**WHAT NEEDS TO BE DONE**
Select all lines in the records that include "subtitle".

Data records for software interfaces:
%%

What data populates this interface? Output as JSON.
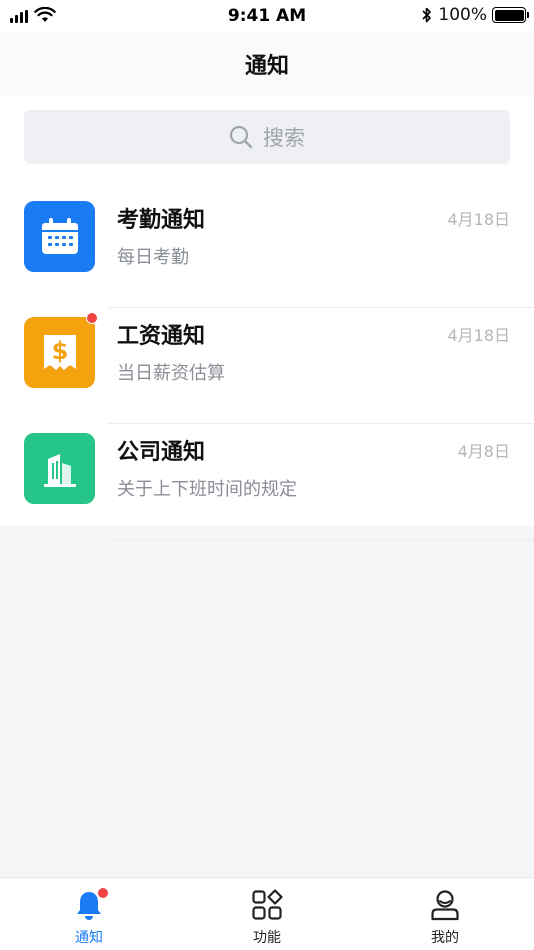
{
  "status_bar": {
    "time": "9:41 AM",
    "battery": "100%",
    "icons": [
      "signal-icon",
      "wifi-icon",
      "bluetooth-icon",
      "battery-icon"
    ]
  },
  "header": {
    "title": "通知"
  },
  "search": {
    "placeholder": "搜索"
  },
  "messages": [
    {
      "title": "考勤通知",
      "subtitle": "每日考勤",
      "date": "4月18日",
      "icon": "calendar-icon",
      "color": "#1a7cf5",
      "unread": false
    },
    {
      "title": "工资通知",
      "subtitle": "当日薪资估算",
      "date": "4月18日",
      "icon": "salary-receipt-icon",
      "color": "#f5a20f",
      "unread": true
    },
    {
      "title": "公司通知",
      "subtitle": "关于上下班时间的规定",
      "date": "4月8日",
      "icon": "building-icon",
      "color": "#25c488",
      "unread": false
    }
  ],
  "tabs": [
    {
      "label": "通知",
      "icon": "bell-icon",
      "active": true,
      "badge": true
    },
    {
      "label": "功能",
      "icon": "grid-icon",
      "active": false
    },
    {
      "label": "我的",
      "icon": "profile-icon",
      "active": false
    }
  ],
  "colors": {
    "accent": "#1a7cf5",
    "badge": "#f24343",
    "background": "#f5f6f8"
  }
}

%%

**RESPONSE**
      "subtitle": "每日考勤",
      "subtitle": "当日薪资估算",
      "subtitle": "关于上下班时间的规定",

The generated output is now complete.